mahbel

Feb 2017
Kitchener, Ontario

22·3·5 Posts

Quote:
 Originally Posted by science_man_88 then breaking them down doesn't help in general ...
It does. Expanding the squares of a given 4-sq rep helps as a general rule. Look at the simple example of N=7*13=91, the first 4-sq rep is (5,5,5,4). There is not a single combination of squares that gives a factor.

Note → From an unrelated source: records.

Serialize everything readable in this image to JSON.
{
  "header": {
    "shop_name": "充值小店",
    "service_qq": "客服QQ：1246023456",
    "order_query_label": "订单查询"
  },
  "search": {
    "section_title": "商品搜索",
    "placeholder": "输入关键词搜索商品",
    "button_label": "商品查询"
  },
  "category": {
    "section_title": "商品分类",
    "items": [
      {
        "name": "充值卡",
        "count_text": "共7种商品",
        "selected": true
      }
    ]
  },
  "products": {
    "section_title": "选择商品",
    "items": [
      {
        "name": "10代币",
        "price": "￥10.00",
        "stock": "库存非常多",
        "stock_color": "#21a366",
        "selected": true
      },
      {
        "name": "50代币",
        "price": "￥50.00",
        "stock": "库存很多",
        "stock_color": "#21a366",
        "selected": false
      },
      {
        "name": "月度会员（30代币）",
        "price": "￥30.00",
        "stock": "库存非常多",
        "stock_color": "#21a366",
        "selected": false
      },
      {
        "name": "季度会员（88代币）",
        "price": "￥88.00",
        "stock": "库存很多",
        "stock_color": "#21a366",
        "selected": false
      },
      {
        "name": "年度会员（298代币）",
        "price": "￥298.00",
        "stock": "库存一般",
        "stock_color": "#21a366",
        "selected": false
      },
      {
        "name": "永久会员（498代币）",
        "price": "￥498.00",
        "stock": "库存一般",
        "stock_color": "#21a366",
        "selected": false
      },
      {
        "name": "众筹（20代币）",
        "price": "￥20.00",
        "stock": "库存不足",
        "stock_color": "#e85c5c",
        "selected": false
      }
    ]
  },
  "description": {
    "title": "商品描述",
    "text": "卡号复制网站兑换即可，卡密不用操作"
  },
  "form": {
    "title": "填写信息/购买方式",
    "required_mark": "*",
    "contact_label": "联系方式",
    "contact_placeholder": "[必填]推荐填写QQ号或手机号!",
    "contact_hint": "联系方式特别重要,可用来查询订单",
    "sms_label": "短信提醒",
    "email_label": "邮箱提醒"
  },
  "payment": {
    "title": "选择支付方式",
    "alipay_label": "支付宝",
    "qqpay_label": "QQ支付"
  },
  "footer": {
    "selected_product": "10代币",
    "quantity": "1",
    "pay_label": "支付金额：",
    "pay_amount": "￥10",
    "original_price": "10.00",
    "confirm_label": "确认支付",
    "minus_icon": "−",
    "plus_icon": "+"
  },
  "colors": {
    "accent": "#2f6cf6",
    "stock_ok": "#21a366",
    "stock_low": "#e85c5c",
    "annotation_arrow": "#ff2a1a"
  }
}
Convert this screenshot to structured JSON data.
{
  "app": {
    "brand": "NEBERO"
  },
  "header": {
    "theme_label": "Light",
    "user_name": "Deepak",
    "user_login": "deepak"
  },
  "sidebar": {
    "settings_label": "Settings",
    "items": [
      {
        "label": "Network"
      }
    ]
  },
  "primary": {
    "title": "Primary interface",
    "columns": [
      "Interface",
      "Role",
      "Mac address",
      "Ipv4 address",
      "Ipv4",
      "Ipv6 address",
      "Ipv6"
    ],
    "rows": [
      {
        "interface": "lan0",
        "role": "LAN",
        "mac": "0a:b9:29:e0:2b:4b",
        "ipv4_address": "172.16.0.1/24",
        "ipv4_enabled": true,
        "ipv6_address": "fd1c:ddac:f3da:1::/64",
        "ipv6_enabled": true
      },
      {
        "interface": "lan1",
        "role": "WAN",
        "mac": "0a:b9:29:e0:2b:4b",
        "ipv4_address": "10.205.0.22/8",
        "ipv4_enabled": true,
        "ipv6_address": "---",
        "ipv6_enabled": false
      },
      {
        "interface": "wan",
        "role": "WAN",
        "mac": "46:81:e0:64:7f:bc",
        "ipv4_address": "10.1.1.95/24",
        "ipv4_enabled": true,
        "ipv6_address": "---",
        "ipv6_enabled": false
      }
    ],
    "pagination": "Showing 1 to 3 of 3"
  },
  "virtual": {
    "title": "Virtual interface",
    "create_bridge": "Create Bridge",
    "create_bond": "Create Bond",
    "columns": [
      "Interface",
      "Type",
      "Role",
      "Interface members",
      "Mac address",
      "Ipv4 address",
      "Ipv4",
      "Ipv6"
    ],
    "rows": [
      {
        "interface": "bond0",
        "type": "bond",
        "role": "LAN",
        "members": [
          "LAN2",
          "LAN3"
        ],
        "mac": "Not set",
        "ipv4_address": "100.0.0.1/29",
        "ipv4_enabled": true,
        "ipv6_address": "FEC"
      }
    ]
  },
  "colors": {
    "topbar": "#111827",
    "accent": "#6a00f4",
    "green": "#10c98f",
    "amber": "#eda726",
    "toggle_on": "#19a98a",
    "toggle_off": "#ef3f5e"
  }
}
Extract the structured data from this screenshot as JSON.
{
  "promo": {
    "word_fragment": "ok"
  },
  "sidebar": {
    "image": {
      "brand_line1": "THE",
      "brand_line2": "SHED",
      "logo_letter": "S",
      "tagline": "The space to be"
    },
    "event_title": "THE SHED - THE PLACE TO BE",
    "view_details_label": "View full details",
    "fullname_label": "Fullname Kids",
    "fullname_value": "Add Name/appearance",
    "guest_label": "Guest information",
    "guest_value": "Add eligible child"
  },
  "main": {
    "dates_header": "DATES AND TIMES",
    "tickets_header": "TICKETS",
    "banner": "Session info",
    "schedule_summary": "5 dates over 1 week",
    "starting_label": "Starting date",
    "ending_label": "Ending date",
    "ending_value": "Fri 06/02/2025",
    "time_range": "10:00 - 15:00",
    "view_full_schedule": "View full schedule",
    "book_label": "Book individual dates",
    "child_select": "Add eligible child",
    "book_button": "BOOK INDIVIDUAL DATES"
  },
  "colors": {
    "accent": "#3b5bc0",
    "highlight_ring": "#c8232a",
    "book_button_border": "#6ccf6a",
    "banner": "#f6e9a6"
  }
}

But there is at least one combination of non-square that gives a factor, 5+5+4=14=2*7. There is also a mixed combination that gives a factor, 5^2 + 5 + 5 +4 = 39 =3*13.

Now look at what happens when we expand the squares (5,5,5,4).

5^2=(4,2,2,1)
4^2=(2,2,2,2)

combining these squares, it is easy to see that:

4^2 + 2^2 + 1^2 = 21 = 3*7
2^2 + 2^2 + 2^2 + 1^2 = 13
2^2 + 1^2 + 1^2 + 1^2 = 7
4^2 + 2^2 + 2^2 + 2^2 = 28 = 4*7
4^2 + 4^2 + 1^2 + 1^2 + 1^2 = 35 = 5*7
....
What we don't know is how many levels of expansions are needed. If we consider the original 4-sq rep at the top of a pyramid, the successive expansions of squares of that original 4-sq rep will take us all the way down to a^2=1^2+1^2+...+1^2 and the same for b,c,d.

My guess is that it is very hard to prove that the number of expansions of individual squares of the original 4-sq rep is much smaller than the one required if one has to go all the way down to a^2=1^2+1^2+...+1^2. The math is not simple and I don't think the answer is the same for all numbers.

Last fiddled with by mahbel on 2017-06-29 at 12:23 Reason: fix a typo